Two Big Food Distributors to Merge
OKLAHOMA CITY (AP) _ Two big rival food distributors have agreed to merge in a $1 billion deal that will create the nation’s leading supplier to grocery stores and supermarkets.
The announcement Wednesday that Fleming Companies Inc., was buying crosstown competitor Scrivner Inc. marks the latest combination in a business that has been consolidating for some time.
″This is the type of opportunity that comes up in this business every 10 or 20 years - where the size, location and price were exactly right,″ said Robert E. Stauth, Fleming’s chairman and chief executive.
Under the terms of the deal, Fleming will purchase Scrivner’s stock for $1.085 billion in cash and keep the Fleming name.
If approved, the merger would generate combined sales revenue of about $19 billion, making Fleming the nation’s largest food distributor. SuperValu Inc. of Eden Prairie, Minn., is presently No. 1, with revenues of just under $16 billion in 1993.
Stauth, speaking in a telephone news conference, said it was premature to say how the acquisition would affect the number of employees.
″There’s no way to know,″ he said. ″We will be in no big hurry to make changes there (at Scrivner).″
Fleming has 31 distribution plants nationwide and Scrivner has 21. After the merger there will be 44, Stauth said, adding that the eight to be eliminated will not necessarily all be Scrivner-owned properties.
Stauth said Scrivner officials approached Fleming two months ago to say the company was going to be sold.
″This is about as friendly as it gets,″ Stauth said when asked if it could be considered a hostile takeover.
Although the concentration of distributor strength into fewer hands raises possible antitrust concerns, industry analysts said the trend could ultimately lower costs to consumers as distributors cut their own duplicative operations.
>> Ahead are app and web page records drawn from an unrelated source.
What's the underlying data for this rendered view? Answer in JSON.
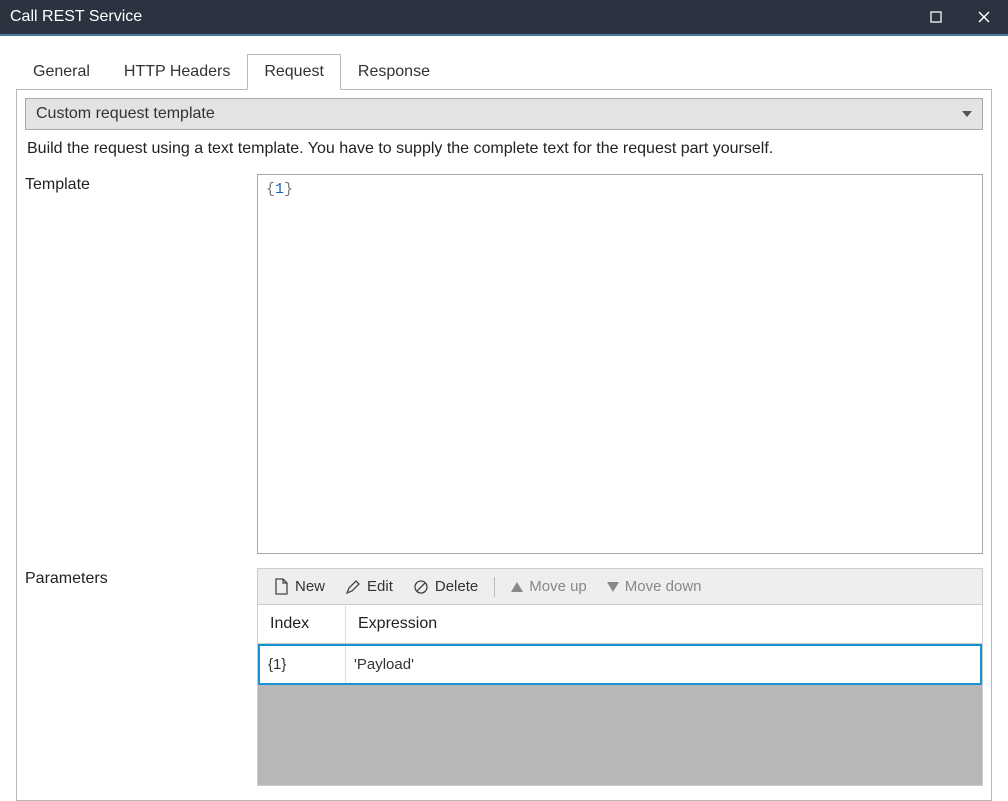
{
  "titlebar": {
    "title": "Call REST Service"
  },
  "tabs": [
    "General",
    "HTTP Headers",
    "Request",
    "Response"
  ],
  "active_tab_index": 2,
  "request": {
    "dropdown_value": "Custom request template",
    "help_text": "Build the request using a text template. You have to supply the complete text for the request part yourself.",
    "template_label": "Template",
    "template_value": "{1}",
    "parameters_label": "Parameters",
    "toolbar": {
      "new": "New",
      "edit": "Edit",
      "delete": "Delete",
      "move_up": "Move up",
      "move_down": "Move down"
    },
    "param_headers": {
      "index": "Index",
      "expression": "Expression"
    },
    "param_rows": [
      {
        "index": "{1}",
        "expression": "'Payload'"
      }
    ]
  }
}
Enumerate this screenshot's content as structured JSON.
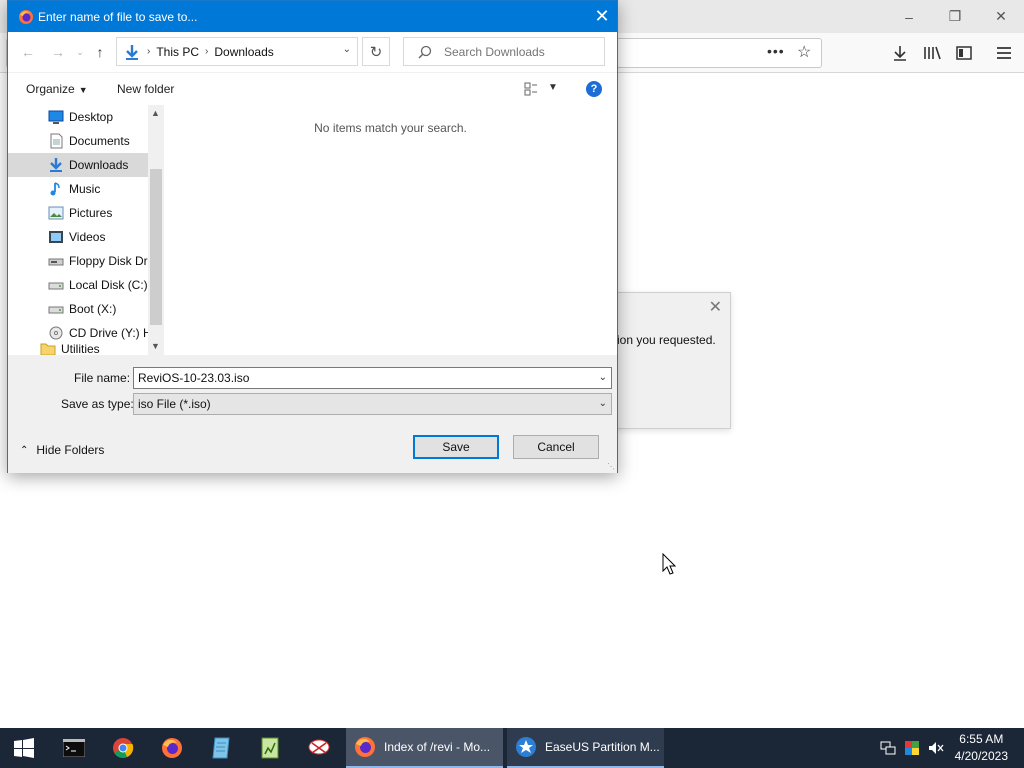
{
  "dialog": {
    "title": "Enter name of file to save to...",
    "address": {
      "root": "This PC",
      "current": "Downloads"
    },
    "search_placeholder": "Search Downloads",
    "commands": {
      "organize": "Organize",
      "new_folder": "New folder"
    },
    "tree": [
      {
        "label": "Desktop",
        "icon": "desktop-icon"
      },
      {
        "label": "Documents",
        "icon": "documents-icon"
      },
      {
        "label": "Downloads",
        "icon": "downloads-icon",
        "selected": true
      },
      {
        "label": "Music",
        "icon": "music-icon"
      },
      {
        "label": "Pictures",
        "icon": "pictures-icon"
      },
      {
        "label": "Videos",
        "icon": "videos-icon"
      },
      {
        "label": "Floppy Disk Dri",
        "icon": "floppy-drive-icon"
      },
      {
        "label": "Local Disk (C:)",
        "icon": "drive-icon"
      },
      {
        "label": "Boot (X:)",
        "icon": "drive-icon"
      },
      {
        "label": "CD Drive (Y:) H",
        "icon": "cd-drive-icon"
      },
      {
        "label": "Utilities",
        "icon": "folder-icon"
      }
    ],
    "empty_message": "No items match your search.",
    "file_name_label": "File name:",
    "file_name_value": "ReviOS-10-23.03.iso",
    "save_type_label": "Save as type:",
    "save_type_value": "iso File (*.iso)",
    "hide_folders": "Hide Folders",
    "save_button": "Save",
    "cancel_button": "Cancel"
  },
  "background_dialog": {
    "message_fragment": "ion you requested."
  },
  "taskbar": {
    "pinned": [
      "cmd-icon",
      "chrome-icon",
      "firefox-icon",
      "notepad-icon",
      "notepadpp-icon",
      "snipping-tool-icon"
    ],
    "tasks": [
      {
        "label": "Index of /revi - Mo...",
        "icon": "firefox-icon",
        "state": "active"
      },
      {
        "label": "EaseUS Partition M...",
        "icon": "easeus-icon",
        "state": "open"
      }
    ],
    "time": "6:55 AM",
    "date": "4/20/2023"
  },
  "colors": {
    "titlebar": "#0078d7",
    "taskbar": "#1b2637"
  }
}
″It is still an extremely competitive industry,″ said Brooks G. O’Neil, who follows the consumer food business for Piper Jaffray, a Minneapolis investment firm.
As the strongest contenders get bigger and lower their own expenses, he said, ″you have the potential to have cost savings for consumers as well.″
Marty McDevitt, an analyst with the Milwaukee investment firm Cleary Gull, said rumors had been circulating for weeks in trade circles that Fleming and Scrivner were in negotiations.
″This just continues a trend that’s been in place for some period of time in what’s left of this industry,″ McDevitt said.
The proposal is the second major deal in the industry in the past two years. In October 1992, SuperValu acquired Wetterau Incorporated of St. Louis for $1.1 billion.
Fleming said it will serve more than 5,800 independent and chain supermarkets and more than 2,800 convenience stores. Fleming also will have 315 corporate retail stores, representing 15 percent of its volume. The company now has six.
The acquisition is subject to approval by regulators and the boards of both companies. Fleming, which plans to finance the deal through bank loans, predicts it will be completed by midsummer.
Stauth said the move would strengthen Fleming’s customer base throughout the Midwest and East, and will put it in seven new markets: Iowa, the Carolinas, Western Pennsylvania, New York, Illinois and Minnesota.
″That will increase our sales volume and should allow us to reduce distribution and marketing expenses proportionately,″ Stauth said.
Scrivner chairman and chief executive Jerry Metcalf said Scrivner and Fleming have similar corporate cultures.
″When all the details are worked out, the combination of companies will have a dynamic impact on our industry,″ he said.
In mid-December, Fleming announced it was reviewing its operations and considering selling or consolidating some units because of anticipated lower- than-expected earnings in the fourth quarter of 1993.
In January, Fleming said it planned to close its five regional staff offices and cut employment by at least 2,000 as it worked to improve performance.
Scrivner is owned by Franz Haniel & Cie GmbH, a privately held German company.